It is several years ago and I am living in my first apartment, a tiny starter place with three rooms and worn carpet . I stare at the wallpaper – brown with white vines and blue roses – as I wait for the timer to go off. The test is on my kitchen counter.
I wait, knowing I’m pregnant. I can tell myself my period is late because of the stress of the rape and stalking; that I was never regular anyway. But a few mornings puking when I see my co-workers eating breakfast and I know I need one of those dollar store pregnancy kits. Will it be good news? Or send my life spiraling off into chaos?
And the answer is – two lines. Two lines that will change – possibly ruin – my life.
I sit up all night crying and hyperventilating in panic. I want to be done with thinking about the rape, not have a reminder in my uterus growing bigger by the day. There are only two options when it comes to pregnancy – abortion or giving birth. A person cannot “adopt” an unwanted embryo out of my uterus. For me, abortion is the only option.
In the small town where I grew up, people don’t talk about “those sorts of things.” There are girls in high school who are quietly spirited out of town for a few days; they return with strict instructions to pretend nothing happened. There are rumors, but nobody speaks out about having an abortion.
I live in a larger city now, and have known women who had abortions, but I hadn’t asked where they went. My OB/GYN has refused to discuss long-acting contraceptives with me because she’s sure I will want children, but I think she’s still my best choice. Surely she can refer me to a doctor who provides abortion care.
Wrong. I call at 8:00 AM. The receptionist, her high-pitched voice entirely too cheerful for that time of morning, asks how she can help. I don’t want to waste time explaining why I want an abortion – I don’t feel like I owe people explanations. I tell her I need a referral for abortion. I can hear her breathing on the other end of the phone. You would have thought I told her I wanted to build a rocket so I could go to the moon to fight the purple scorpions who had come from Uranus. After a long pause, in a decidedly less cheerful voice, she says, “WE don’t do that here, and we don’t refer patients for THAT.”
I just hang up.
I need to find one of those Planned Parenthood places I’ve heard about.
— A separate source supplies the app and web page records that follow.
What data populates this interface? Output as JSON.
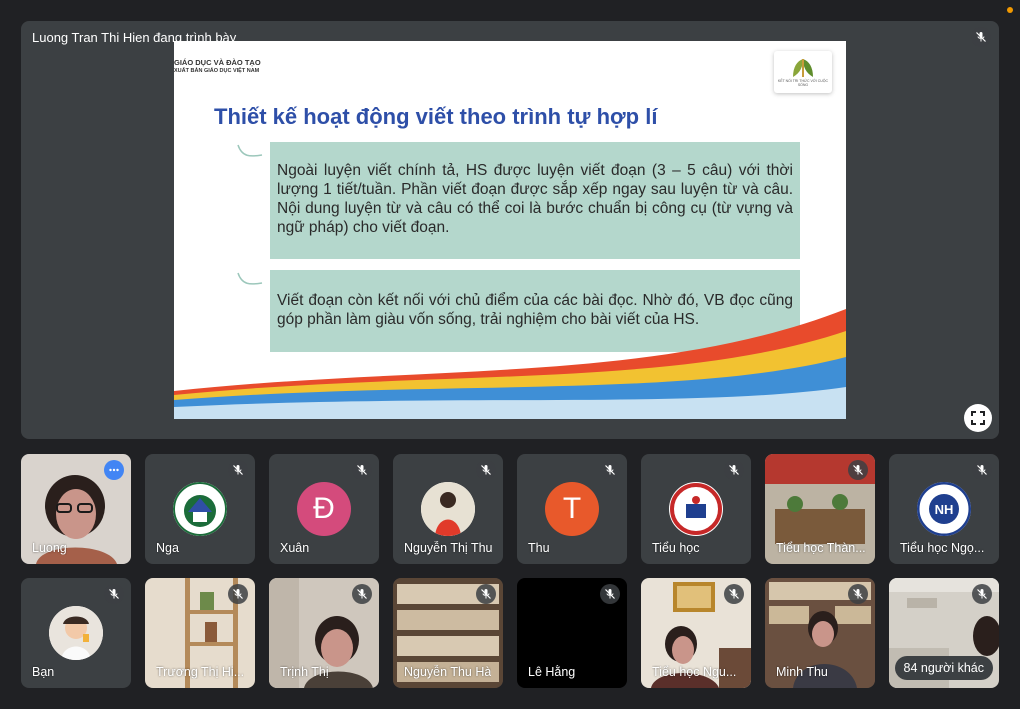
{
  "presentation": {
    "presenter_label": "Luong Tran Thi Hien đang trình bày"
  },
  "slide": {
    "header_line1": "GIÁO DỤC VÀ ĐÀO TẠO",
    "header_line2": "XUẤT BẢN GIÁO DỤC VIỆT NAM",
    "logo_text": "KẾT NỐI TRI THỨC VỚI CUỘC SỐNG",
    "title": "Thiết kế hoạt động viết theo trình tự hợp lí",
    "paragraph1": "Ngoài luyện viết chính tả, HS được luyện viết đoạn (3 – 5 câu) với thời lượng 1 tiết/tuần. Phần viết đoạn được sắp xếp ngay sau luyện từ và câu. Nội dung luyện từ và câu có thể coi là bước chuẩn bị công cụ (từ vựng và ngữ pháp) cho viết đoạn.",
    "paragraph2": "Viết đoạn còn kết nối với chủ điểm của các bài đọc. Nhờ đó, VB đọc cũng góp phần làm giàu vốn sống, trải nghiệm cho bài viết của HS."
  },
  "participants": [
    {
      "name": "Luong"
    },
    {
      "name": "Nga"
    },
    {
      "name": "Xuân",
      "initial": "Đ"
    },
    {
      "name": "Nguyễn Thị Thu"
    },
    {
      "name": "Thu",
      "initial": "T"
    },
    {
      "name": "Tiểu học"
    },
    {
      "name": "Tiểu học Thàn..."
    },
    {
      "name": "Tiểu học Ngọ..."
    },
    {
      "name": "Bạn"
    },
    {
      "name": "Trương Thị Hi..."
    },
    {
      "name": "Trịnh Thị"
    },
    {
      "name": "Nguyễn Thu Hà"
    },
    {
      "name": "Lê Hằng"
    },
    {
      "name": "Tiểu học Ngu..."
    },
    {
      "name": "Minh Thu"
    }
  ],
  "others_count_label": "84 người khác",
  "colors": {
    "background": "#202124",
    "tile": "#3c4043",
    "slide_title": "#2e4fa8",
    "content_box": "#b4d7cc",
    "avatar_d": "#d44b7c",
    "avatar_t": "#e8592b"
  }
}
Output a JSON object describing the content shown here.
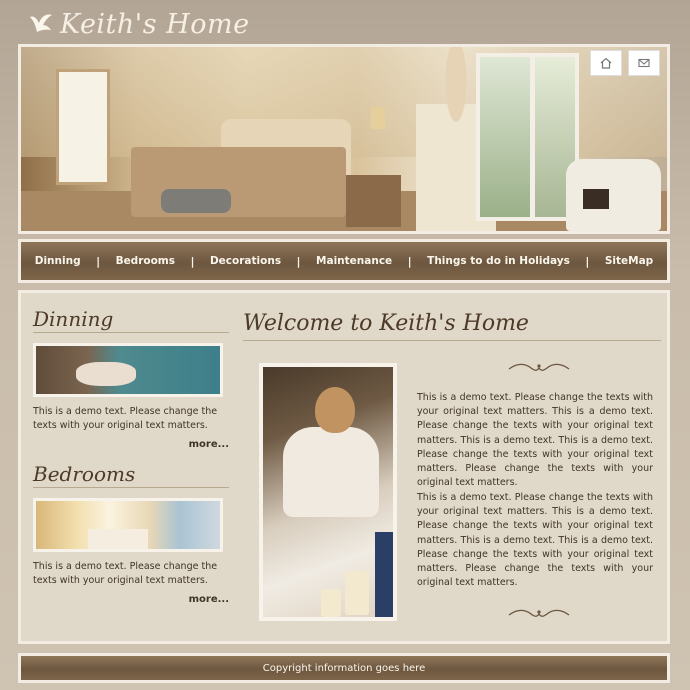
{
  "site": {
    "title": "Keith's Home"
  },
  "header_icons": [
    {
      "icon": "home-icon"
    },
    {
      "icon": "mail-icon"
    }
  ],
  "nav": {
    "items": [
      {
        "label": "Dinning"
      },
      {
        "label": "Bedrooms"
      },
      {
        "label": "Decorations"
      },
      {
        "label": "Maintenance"
      },
      {
        "label": "Things to do in Holidays"
      },
      {
        "label": "SiteMap"
      }
    ],
    "separator": "|"
  },
  "sidebar": {
    "sections": [
      {
        "title": "Dinning",
        "text": "This is a demo text. Please change the texts with your original text matters.",
        "more": "more..."
      },
      {
        "title": "Bedrooms",
        "text": "This is a demo text. Please change the texts with your original text matters.",
        "more": "more..."
      }
    ]
  },
  "main": {
    "title": "Welcome to Keith's Home",
    "paragraphs": [
      "This is a demo text. Please change the texts with your original text matters. This is a demo text. Please change the texts with your original text matters. This is a demo text. This is a demo text. Please change the texts with your original text matters. Please change the texts with your original text matters.",
      "This is a demo text. Please change the texts with your original text matters. This is a demo text. Please change the texts with your original text matters. This is a demo text. This is a demo text. Please change the texts with your original text matters. Please change the texts with your original text matters."
    ]
  },
  "footer": {
    "copyright": "Copyright information goes here"
  },
  "colors": {
    "nav_bg": "#6d573f",
    "content_bg": "#e0d8c8",
    "page_bg": "#c9bcaa",
    "heading": "#4d3a28"
  }
}
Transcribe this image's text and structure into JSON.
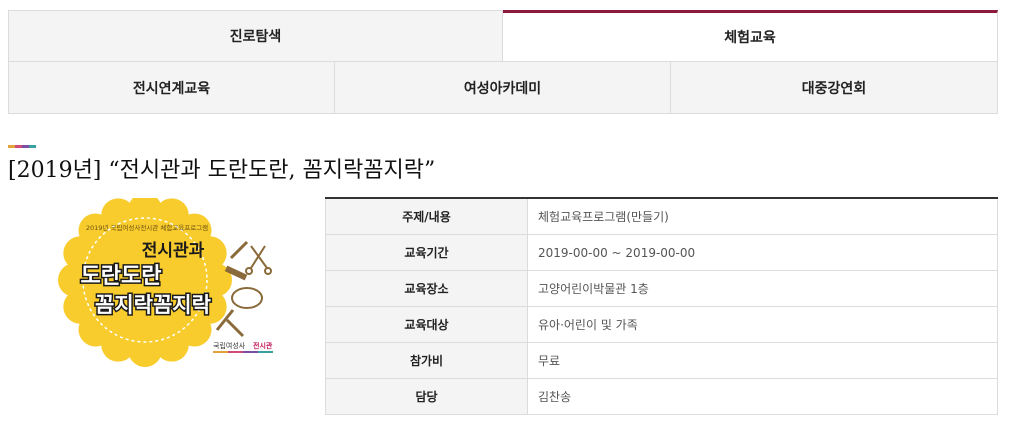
{
  "tabs": {
    "row1": [
      {
        "label": "진로탐색",
        "active": false
      },
      {
        "label": "체험교육",
        "active": true
      }
    ],
    "row2": [
      {
        "label": "전시연계교육"
      },
      {
        "label": "여성아카데미"
      },
      {
        "label": "대중강연회"
      }
    ]
  },
  "accent_colors": [
    "#e2a33a",
    "#d04b7a",
    "#7b4fa0",
    "#3aa0a0"
  ],
  "program": {
    "title": "[2019년] “전시관과 도란도란, 꼼지락꼼지락”",
    "poster": {
      "top_text": "2019년 국립여성사전시관 체험교육프로그램",
      "line1": "전시관과",
      "line2": "도란도란",
      "line3": "꼼지락꼼지락",
      "logo_small": "국립여성사",
      "logo_accent": "전시관",
      "background_color": "#f9cc2e"
    },
    "info": [
      {
        "label": "주제/내용",
        "value": "체험교육프로그램(만들기)"
      },
      {
        "label": "교육기간",
        "value": "2019-00-00 ~ 2019-00-00"
      },
      {
        "label": "교육장소",
        "value": "고양어린이박물관 1층"
      },
      {
        "label": "교육대상",
        "value": "유아·어린이 및 가족"
      },
      {
        "label": "참가비",
        "value": "무료"
      },
      {
        "label": "담당",
        "value": "김찬송"
      }
    ]
  }
}
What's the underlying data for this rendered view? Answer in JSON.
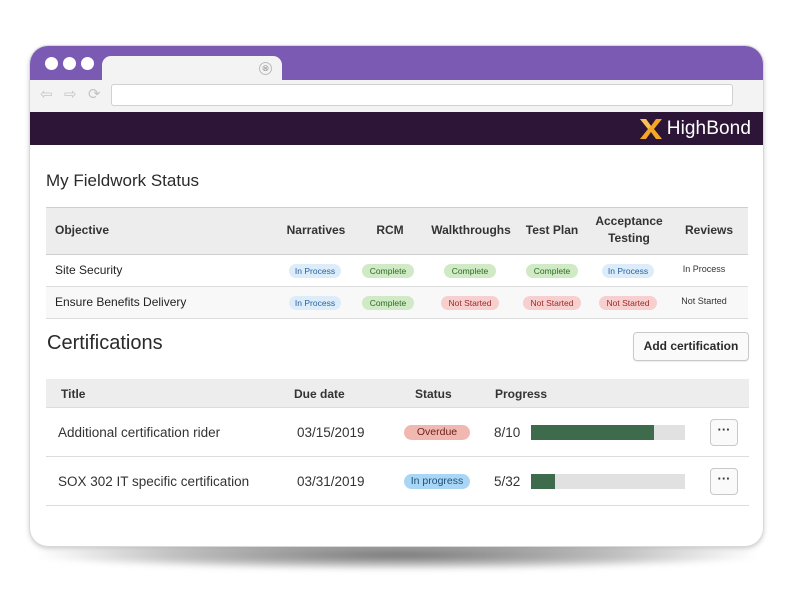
{
  "colors": {
    "titlebar": "#7a5ab2",
    "app_header": "#2d1537",
    "logo_accent": "#f5a623",
    "progress_fill": "#3d6b4b",
    "progress_track": "#e1e1e1"
  },
  "browser": {
    "nav_icons": [
      "back-arrow-icon",
      "forward-arrow-icon",
      "reload-icon"
    ],
    "tab_close": "⊗"
  },
  "header": {
    "logo_text": "HighBond",
    "logo_icon": "highbond-x-icon"
  },
  "fieldwork": {
    "title": "My Fieldwork Status",
    "columns": {
      "objective": "Objective",
      "narratives": "Narratives",
      "rcm": "RCM",
      "walkthroughs": "Walkthroughs",
      "test_plan": "Test Plan",
      "acceptance_1": "Acceptance",
      "acceptance_2": "Testing",
      "reviews": "Reviews"
    },
    "rows": [
      {
        "objective": "Site Security",
        "narratives": "In Process",
        "rcm": "Complete",
        "walkthroughs": "Complete",
        "test_plan": "Complete",
        "acceptance": "In Process",
        "reviews": "In Process"
      },
      {
        "objective": "Ensure Benefits Delivery",
        "narratives": "In Process",
        "rcm": "Complete",
        "walkthroughs": "Not Started",
        "test_plan": "Not Started",
        "acceptance": "Not Started",
        "reviews": "Not Started"
      }
    ]
  },
  "certifications": {
    "title": "Certifications",
    "add_button": "Add certification",
    "columns": {
      "title": "Title",
      "due_date": "Due date",
      "status": "Status",
      "progress": "Progress"
    },
    "rows": [
      {
        "title": "Additional certification rider",
        "due_date": "03/15/2019",
        "status": "Overdue",
        "progress_label": "8/10",
        "progress_fraction": 0.8,
        "more": "···"
      },
      {
        "title": "SOX 302 IT specific certification",
        "due_date": "03/31/2019",
        "status": "In progress",
        "progress_label": "5/32",
        "progress_fraction": 0.15625,
        "more": "···"
      }
    ]
  }
}
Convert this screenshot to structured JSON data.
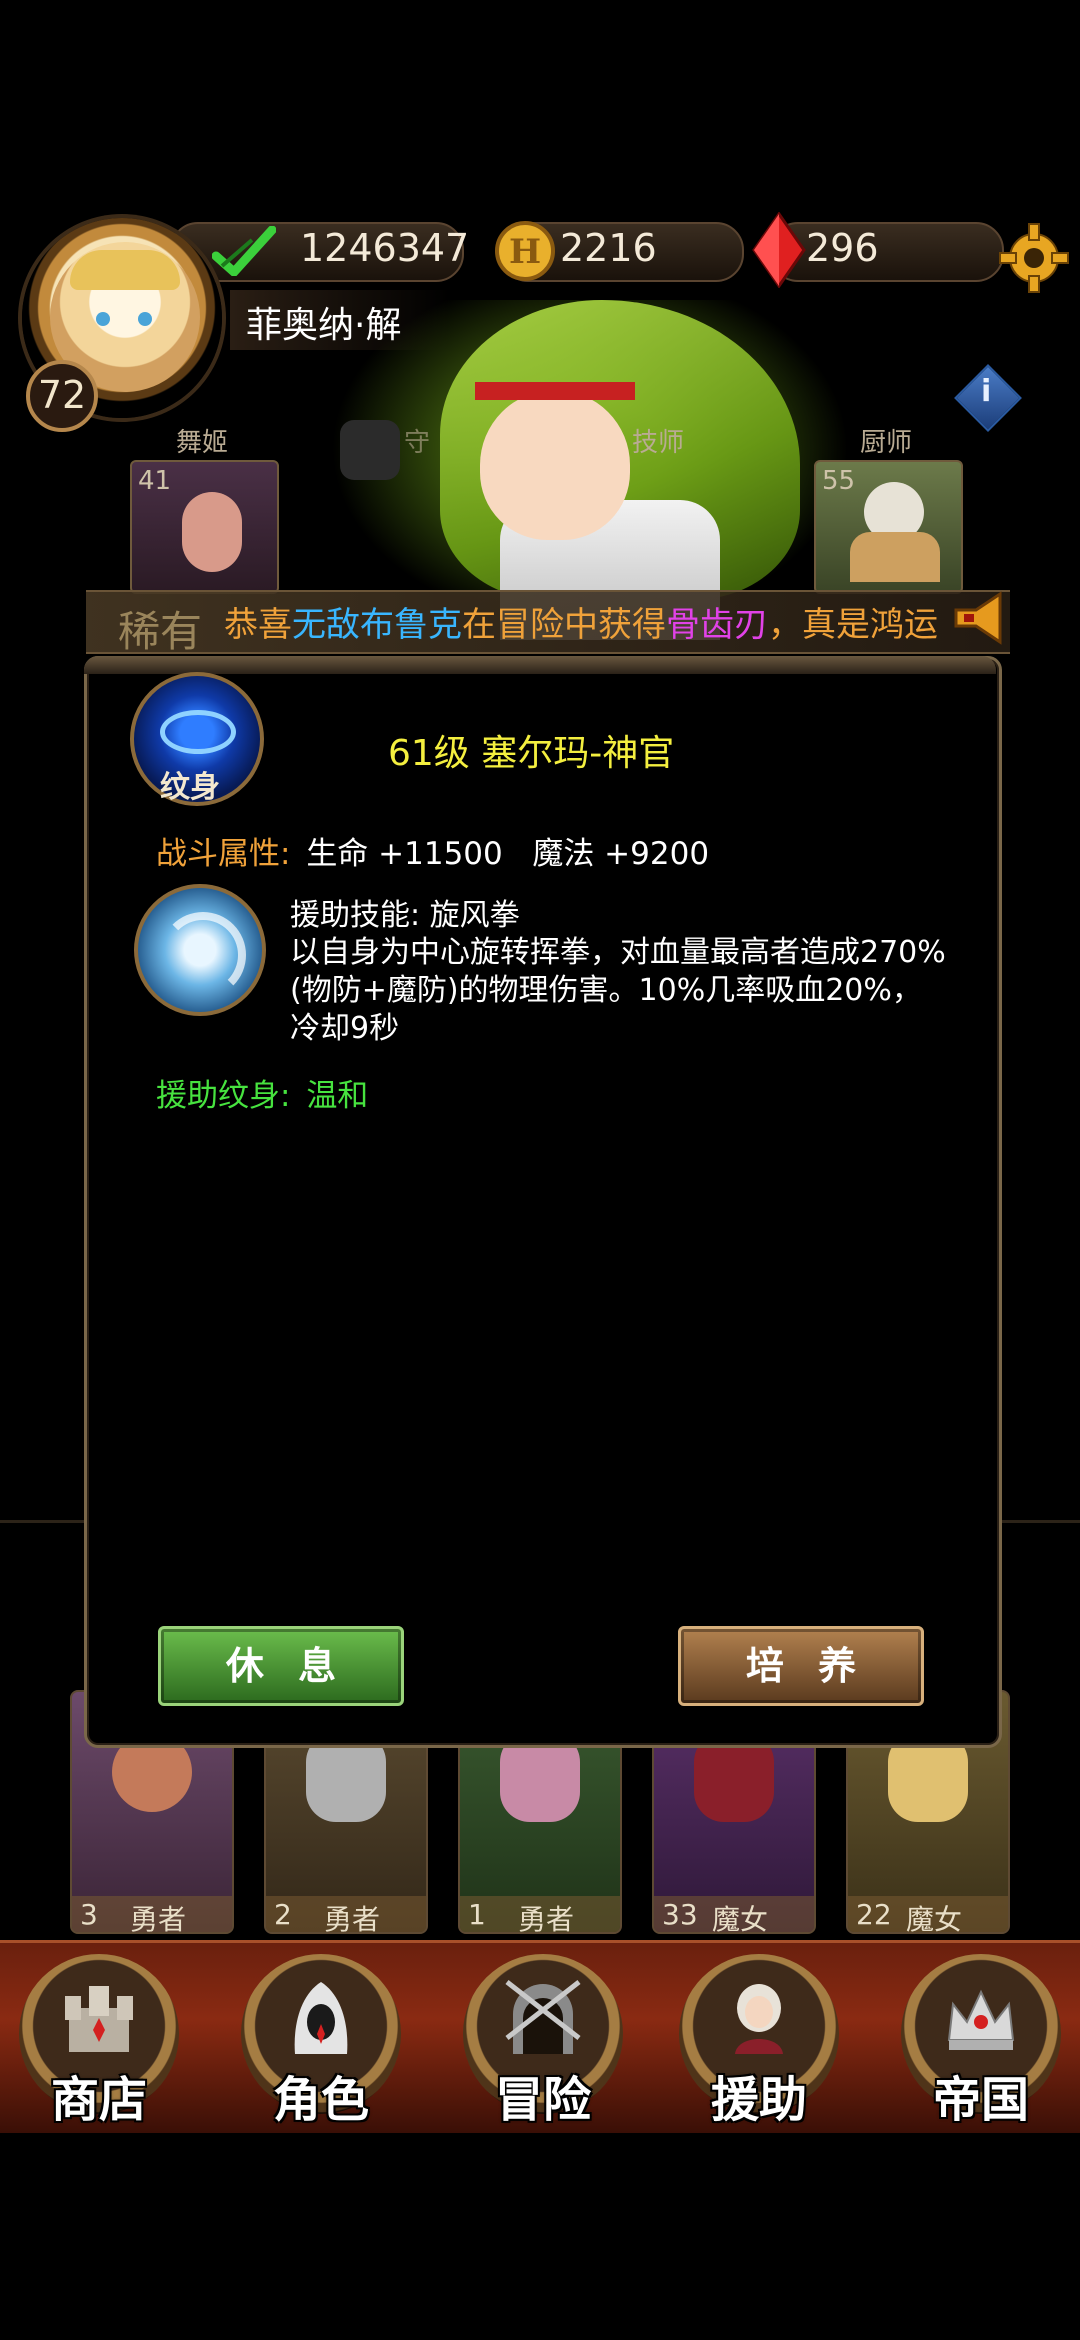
{
  "hud": {
    "player_level": "72",
    "player_name": "菲奥纳·解",
    "power": "1246347",
    "gold": "2216",
    "gems": "296",
    "icons": {
      "power": "green-check-sword-icon",
      "gold": "gold-coin-icon",
      "gems": "red-crystal-icon",
      "settings": "gear-icon"
    }
  },
  "slots": [
    {
      "label": "舞姬",
      "level": "41"
    },
    {
      "label": "守",
      "level": ""
    },
    {
      "label": "技师",
      "level": ""
    },
    {
      "label": "厨师",
      "level": "55"
    }
  ],
  "rarity": "稀有",
  "marquee": {
    "parts": [
      {
        "text": "恭喜",
        "color": "#f0a23a"
      },
      {
        "text": "无敌布鲁克",
        "color": "#39b6ff"
      },
      {
        "text": "在冒险中获得",
        "color": "#f0a23a"
      },
      {
        "text": "骨齿刃",
        "color": "#e142e8"
      },
      {
        "text": "，真是鸿运",
        "color": "#f0a23a"
      }
    ]
  },
  "dialog": {
    "tattoo_label": "纹身",
    "title": "61级 塞尔玛-神官",
    "stats_label": "战斗属性:",
    "stats_value": "生命 +11500   魔法 +9200",
    "skill_name": "援助技能: 旋风拳",
    "skill_desc": "以自身为中心旋转挥拳，对血量最高者造成270%(物防+魔防)的物理伤害。10%几率吸血20%，冷却9秒",
    "tattoo_line_label": "援助纹身:",
    "tattoo_line_value": "温和",
    "rest_button": "休息",
    "train_button": "培养",
    "colors": {
      "title": "#f4ef3f",
      "label": "#f0a23a",
      "green": "#47e33f"
    }
  },
  "heroes": [
    {
      "level": "3",
      "class": "勇者"
    },
    {
      "level": "2",
      "class": "勇者"
    },
    {
      "level": "1",
      "class": "勇者"
    },
    {
      "level": "33",
      "class": "魔女"
    },
    {
      "level": "22",
      "class": "魔女"
    }
  ],
  "nav": [
    {
      "label": "商店",
      "icon": "castle-icon"
    },
    {
      "label": "角色",
      "icon": "hooded-figure-icon"
    },
    {
      "label": "冒险",
      "icon": "dungeon-gate-icon"
    },
    {
      "label": "援助",
      "icon": "assistant-portrait-icon"
    },
    {
      "label": "帝国",
      "icon": "crown-icon"
    }
  ]
}
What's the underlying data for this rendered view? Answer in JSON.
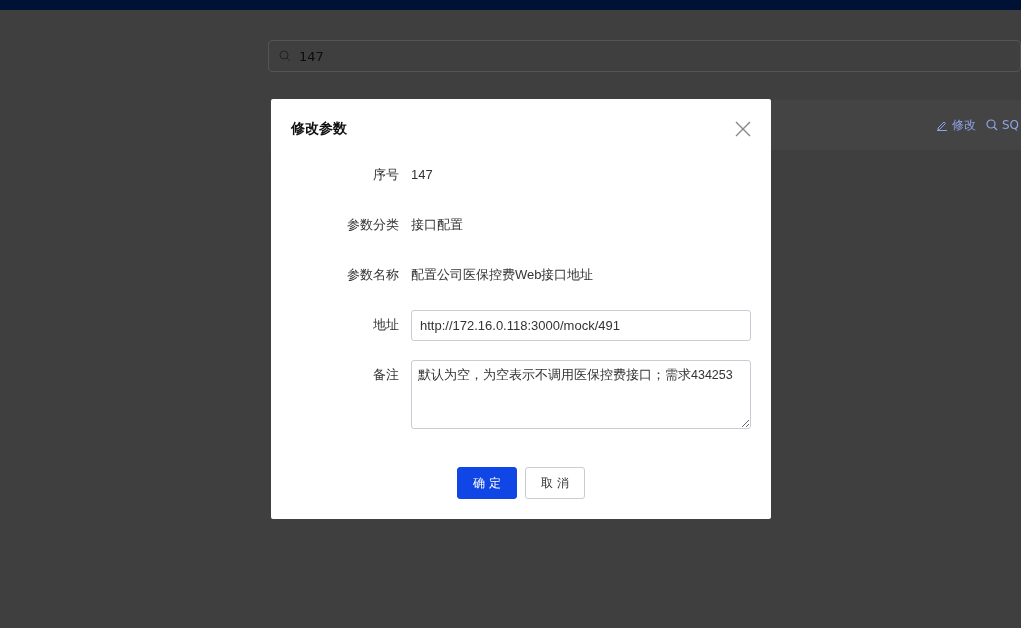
{
  "search": {
    "value": "147"
  },
  "row_actions": [
    {
      "kind": "edit",
      "label": "修改"
    },
    {
      "kind": "search",
      "label": "SQ"
    }
  ],
  "dialog": {
    "title": "修改参数",
    "fields": [
      {
        "kind": "text",
        "label": "序号",
        "value": "147"
      },
      {
        "kind": "text",
        "label": "参数分类",
        "value": "接口配置"
      },
      {
        "kind": "text",
        "label": "参数名称",
        "value": "配置公司医保控费Web接口地址"
      },
      {
        "kind": "input",
        "label": "地址",
        "value": "http://172.16.0.118:3000/mock/491"
      },
      {
        "kind": "textarea",
        "label": "备注",
        "value": "默认为空，为空表示不调用医保控费接口；需求434253"
      }
    ],
    "buttons": [
      {
        "kind": "primary",
        "label": "确 定"
      },
      {
        "kind": "default",
        "label": "取 消"
      }
    ]
  }
}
We don’t have one in my city, but luckily, in the age of the internet, I can find contact information for the one in Big City, in another state over 70 miles away.
I call. Another too cheerful receptionist asks how she can help. Again, I skip the long story and tell her I want an abortion.
This time, there is no ominous silence. She chatters along, asking questions, explaining that I will have to talk to the scheduler to make an appointment. She asks me if I’m sure I’m pregnant. I want to say, “No, not at all. I just get abortions for shit and giggles every so often,” and throw the phone. But she’s just doing her job and being a jerk is not going to help me get an abortion.
She transfers me to the scheduler, who asks questions and explains the process. I need proof of blood type, or they can check before the procedure, so they can administer Rho-Gam if mine is negative. They’ll check my iron level that day too. I’ll watch a film and talk to a counsellor. Insurance does not cover abortion, she explains, and tells me the cost. Luckily, I have that amount without having to skip rent. At least the stress of scraping together money isn’t heaped on me as it is so many other women.
And I have my appointment.